This series of absorbing case studies focuses on the portrayal of Pakistani women in the global media. Analyzing Hollywood films, British documentaries, newspapers and mainstream U.S. magazines, the book traces sensational female figures of Pakistan—all of whom have been subject to patriarchal violence—highlighting the imagery of exploitation and eroticism. The author addresses questions of spectatorship and fetishism in the age of globalization and the racial and imperial politics of liberal feminism.

About the Author(s)

Moon Charania is a visiting faculty member at Spelman College. She has published essays in various journals and collections and has taught queer theory, global perspectives on violence against women, and feminism, sexuality and Islam at both Tulane University and Georgia State University. She lives in Atlanta.

Bibliographic Details

Moon Charania
Format: softcover (6 x 9)
Pages: 160
Bibliographic Info: 7 photos, notes, bibliography, index
Copyright Date: 2015
pISBN: 978-0-7864-9999-1
eISBN: 978-1-4766-2250-7
Imprint: McFarland

Table of Contents

Table of Contents
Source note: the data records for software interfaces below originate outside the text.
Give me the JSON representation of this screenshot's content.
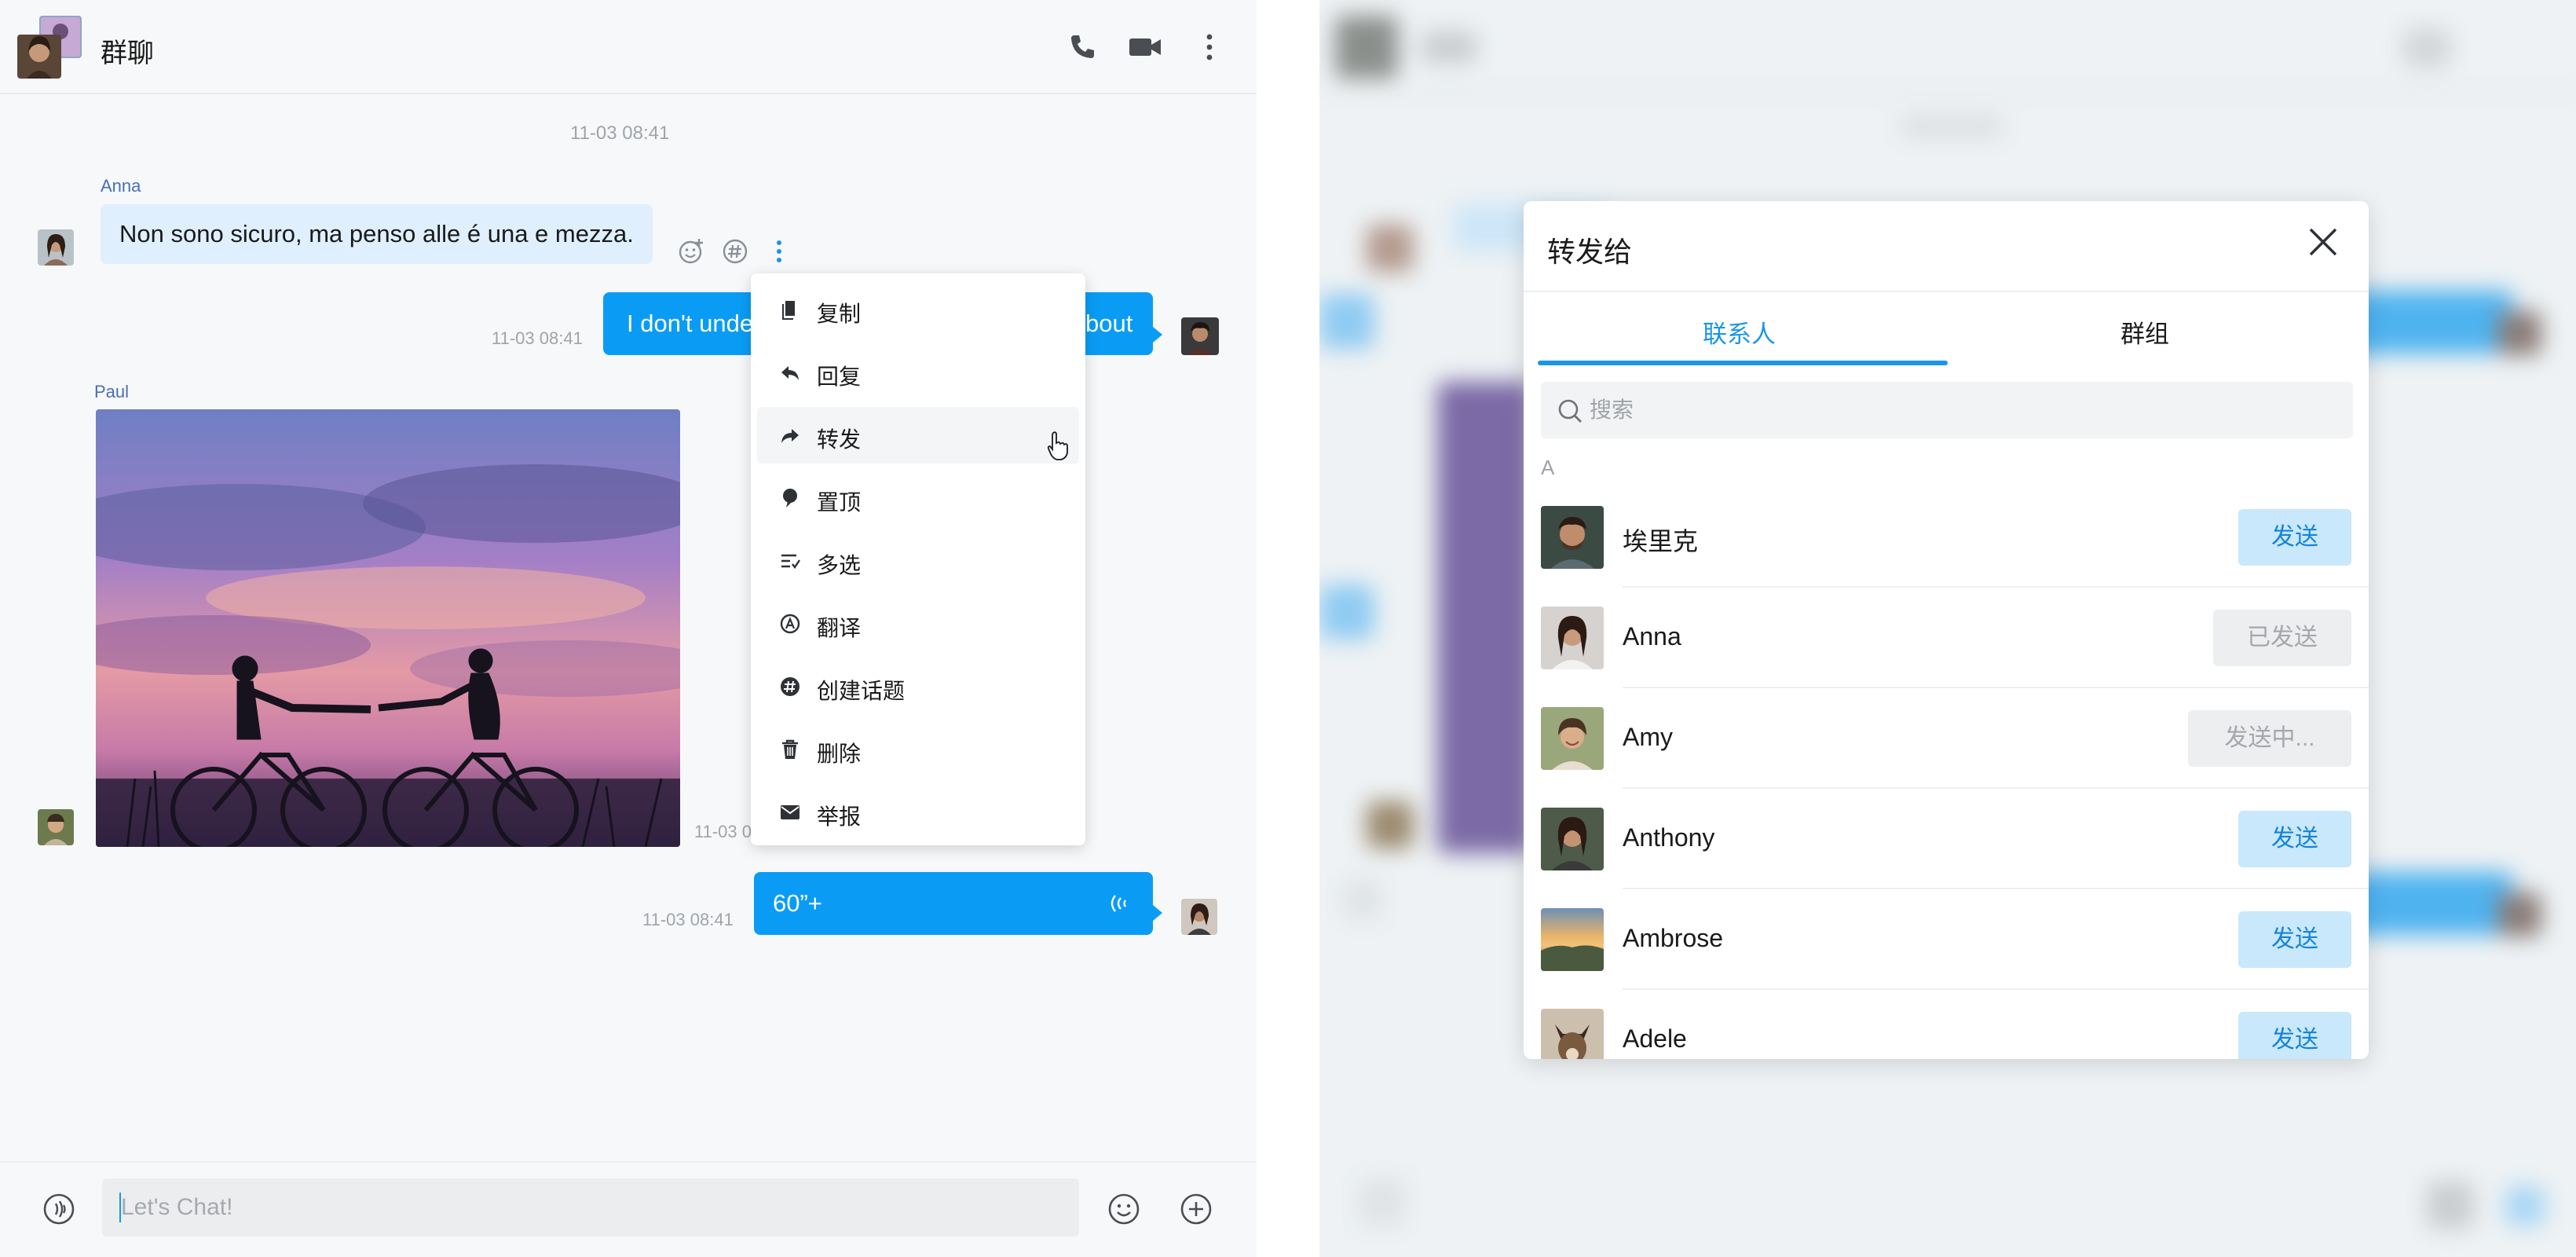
{
  "chat": {
    "title": "群聊",
    "date_header": "11-03 08:41",
    "messages": [
      {
        "sender": "Anna",
        "text": "Non sono sicuro, ma penso alle é una e mezza."
      },
      {
        "time": "11-03 08:41",
        "text_start": "I don't unde",
        "text_end": "bout"
      },
      {
        "sender": "Paul",
        "time": "11-03 0"
      },
      {
        "time": "11-03 08:41",
        "text": "60”+"
      }
    ],
    "input_placeholder": "Let's Chat!"
  },
  "context_menu": {
    "items": [
      {
        "label": "复制",
        "icon": "copy-icon"
      },
      {
        "label": "回复",
        "icon": "reply-icon"
      },
      {
        "label": "转发",
        "icon": "forward-icon"
      },
      {
        "label": "置顶",
        "icon": "pin-icon"
      },
      {
        "label": "多选",
        "icon": "multi-select-icon"
      },
      {
        "label": "翻译",
        "icon": "translate-icon"
      },
      {
        "label": "创建话题",
        "icon": "topic-icon"
      },
      {
        "label": "删除",
        "icon": "trash-icon"
      },
      {
        "label": "举报",
        "icon": "mail-icon"
      }
    ],
    "hovered": "转发"
  },
  "forward_dialog": {
    "title": "转发给",
    "tabs": [
      "联系人",
      "群组"
    ],
    "active_tab": "联系人",
    "search_placeholder": "搜索",
    "section_letter": "A",
    "contacts": [
      {
        "name": "埃里克",
        "action": "发送",
        "state": "send"
      },
      {
        "name": "Anna",
        "action": "已发送",
        "state": "sent"
      },
      {
        "name": "Amy",
        "action": "发送中...",
        "state": "sending"
      },
      {
        "name": "Anthony",
        "action": "发送",
        "state": "send"
      },
      {
        "name": "Ambrose",
        "action": "发送",
        "state": "send"
      },
      {
        "name": "Adele",
        "action": "发送",
        "state": "send"
      }
    ]
  },
  "colors": {
    "accent": "#0a9cf5",
    "incoming_bubble": "#dfeffd",
    "send_button_bg": "#c9e8fb",
    "send_button_text": "#1584d8",
    "disabled_button_bg": "#edeef0"
  }
}
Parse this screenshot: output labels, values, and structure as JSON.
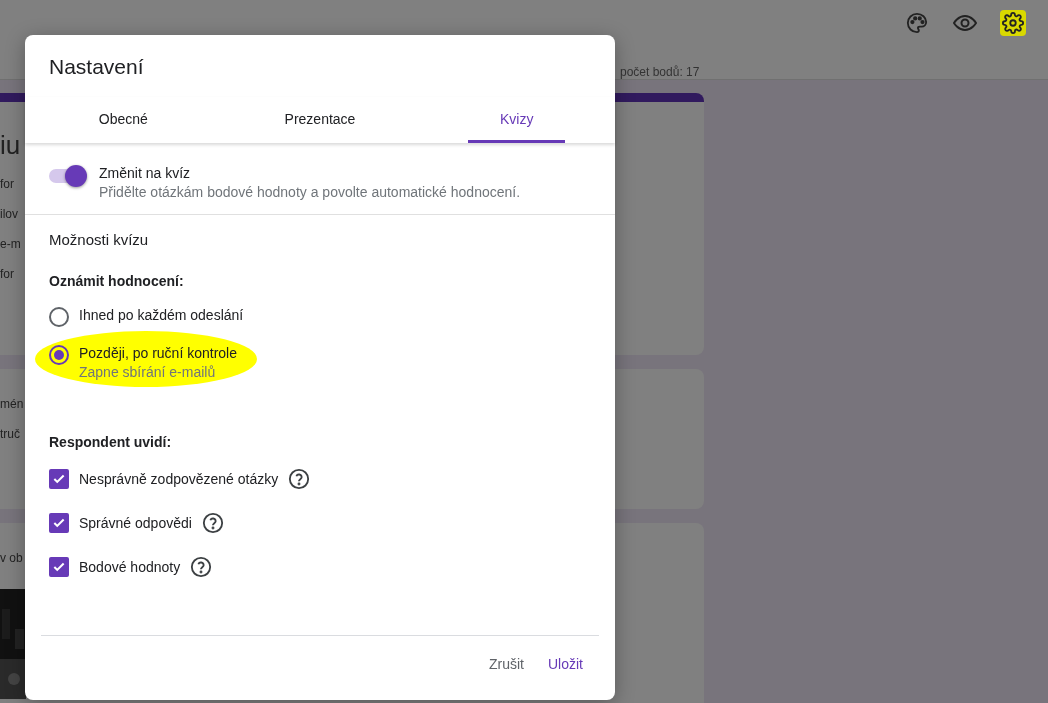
{
  "header": {
    "points": "počet bodů: 17",
    "gear_highlighted": true
  },
  "background_cards": [
    {
      "texts": [
        "iu",
        "for",
        "ilov",
        "e-m",
        "for"
      ]
    },
    {
      "texts": [
        "mén",
        "truč"
      ]
    },
    {
      "texts": [
        "v ob"
      ],
      "kind": "picture"
    }
  ],
  "dialog": {
    "title": "Nastavení",
    "tabs": [
      {
        "label": "Obecné",
        "selected": false
      },
      {
        "label": "Prezentace",
        "selected": false
      },
      {
        "label": "Kvizy",
        "selected": true
      }
    ],
    "quiz_toggle": {
      "label": "Změnit na kvíz",
      "description": "Přidělte otázkám bodové hodnoty a povolte automatické hodnocení.",
      "on": true
    },
    "section_title": "Možnosti kvízu",
    "release_heading": "Oznámit hodnocení:",
    "release_options": [
      {
        "label": "Ihned po každém odeslání",
        "selected": false,
        "highlighted": false
      },
      {
        "label": "Později, po ruční kontrole",
        "hint": "Zapne sbírání e-mailů",
        "selected": true,
        "highlighted": true
      }
    ],
    "respondent_heading": "Respondent uvidí:",
    "respondent_options": [
      {
        "label": "Nesprávně zodpovězené otázky",
        "checked": true
      },
      {
        "label": "Správné odpovědi",
        "checked": true
      },
      {
        "label": "Bodové hodnoty",
        "checked": true
      }
    ],
    "buttons": [
      "Zrušit",
      "Uložit"
    ]
  }
}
Acknowledgments ix
Preface 1
One. Vision as Violence: An Introduction 7
Two. Paranoid Archives: Pakistan in the Field of Visuality, War and Empire 27
Three. Fetish, Fantasy and Freedom: Brown Women’s Bodies as Subject of/to Human Rights 41
Four. Is There a Queer Democracy? Or—Stop Looking Straight: Benazir Bhutto and the ­Hetero-Erotics of Democracy 71
Five. “Chicks with Sticks”: Pleasure, Subversion and Insubordination in Female Political Subjectivity in Pakistan 108
Coda. Will the Real Pakistani Woman Please Stand Up? Unhappy Archives and the Failure of Visual Culture 121
Chapter Notes 137
Bibliography 141
Index 147

Book Reviews & Awards

“a sensitive treatment with many merits. Charania examines not only what has been said about them but what they say about their own situations, in so doing challenging readers to engage with the women and/or their situations. The book provides a great deal of fodder for those knowledgeable about or interested in visual culture. Recommended”—Choice; “This book is gender studies research at its best! By placing the visual field within a nuanced socio-historical analysis, Charania destabilizes the Western visual construction of the Pakistani woman with an exacting feminist analysis…and renders visible the ways in which the Pakistani woman has been used to legitimize neocolonial and militarist interventions.”—R. Danielle Egan, professor and chair of Gender and Sexuality Studies, St. Lawrence University; “A powerful, layered critique of the geopolitics and racialized erotics of Muslim women’s representations. Feminist and queer in its stance, this book is a singular contribution to scholarship.”—Jyoti Puri, professor of sociology, Simmons College of Arts and Sciences; “This brilliant, careful, detailed analysis of multiple kinds of figures of Pakistani women that currently travel in transnational media, books and film, fruitfully troubles and radically expands our knowledge of the place of gender, sexuality and racialization in the (neo-)colonial production of otherness and its materialized deployment in global politics. Charania’s stunning, intensely insightful book is a must read for scholars of cultural studies, postcolonial and decolonial studies, gender studies, queer studies, transnational sociology, peace and conflict studies, media studies and South Asia Studies.”—Paola Bacchetta, Department of Gender and Women’s Studies, University of California, Berkeley.